▪ When he looked at you, he froze
▪ You were so beautiful
▪ And cute with your books against your chest
▪ As your eyes met, you both k n e w
▪ From that moment, you were his
▪ He was yours
▪ 'I thought teenage girls were scary?’ - Jeno
▪ 'Go jump off of a cliff, Jeno.’ - Him
▪ Homework buddies
▪ You are connected at the hip
▪ Soulmates
▪ He’s a bit bipolar
▪ One moment a brat
▪ The next a sweetheart
▪ One minute hates being touched
▪ The next in literal tears for love
- wolf -
▪ Stays at the back of the pack
▪ Since you’re always around, he always drops his head in your lap
▪ 'I’m not a good pack member..’ - Him
▪ You frown, letting him vent
▪ He does this about once a week
▪ Sometimes two
▪ Self conscious about being one of the more scrawny wolves
▪ Becomes horribly dangerous in threatening situations
▪ Might think lowly of his abilities, but would rip someone to shreds for looking at you wrong
▪ Often patrols with Jeno, Hansol, or Mark
▪ You eventually help him realize how strong he is
▪ How crucial he is to the pack
▪ Stands tall at the front with Mark after you made your appearance in his life
▪ Show off
▪ F e t c h
▪ Another taxi
▪ Likes having you on his back
▪ Running through the forest
▪ Enjoys the wind in his fur
▪ Running through puddles to piss you off
▪ Always makes it up to you
▪ Can’t sleep without you around
▪ You’re his candy supplier
▪ 'You need protein- not sugar, you’re a growing cub.’ - Taeil
▪ 'The protein didn’t get you very far, so..’ - Him
▪ Taeil often has a hard time with him and Donghyuck
▪ He likes rolling on his back
▪ Belly rubs
▪ Paw massages
▪ He loves the affection
▪ He became a different person thanks to you
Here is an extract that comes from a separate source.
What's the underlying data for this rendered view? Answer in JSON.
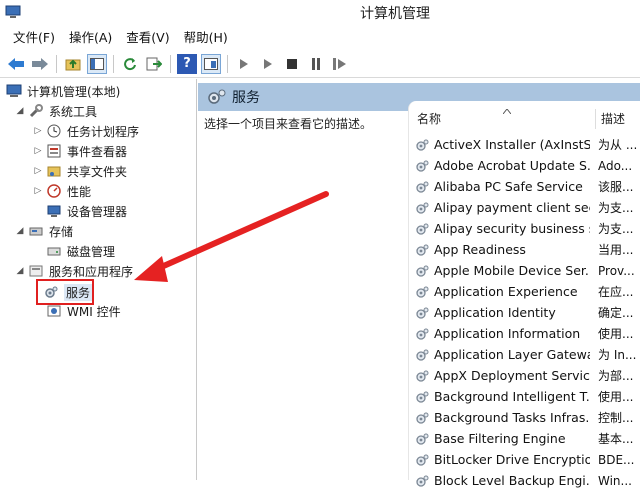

The Meaning of the Spiral

This fascinating shape repeats itself in nature from the double helix of the DNA molecule, to the shape of a shell, to a fern, to a galaxy a hurricane and the cream in your coffee.

One form of the spiral arises out of the famous Fibonacci sequence.  It is the most sacred of geometry.  It is used symbolically in every culture on Earth from the earliest neolithic to today.  Its shape, a center starting place then repeating orbits gaining in diameter at a constant rate is generally seen as relating  to coming into being, birth, time, growth, life, evolution, cosmic force and emergence.

In modern times it has come to be associated with Pantheism. Think of a spiral as a circle that moves forward and so does not terminate.  This is the Dharma.  Every orbit is a moment of existence yet each of these moments, rather than being distinct are actually continuous connected in an unbroken spiral to the moment before it and the moment after.  In this way time can be seen as an infinite spiral of interconnected moments.  Thus, everything that was, is, and ever will be are connected in the spiral of existence.

🐚 Saṃsāran 🐚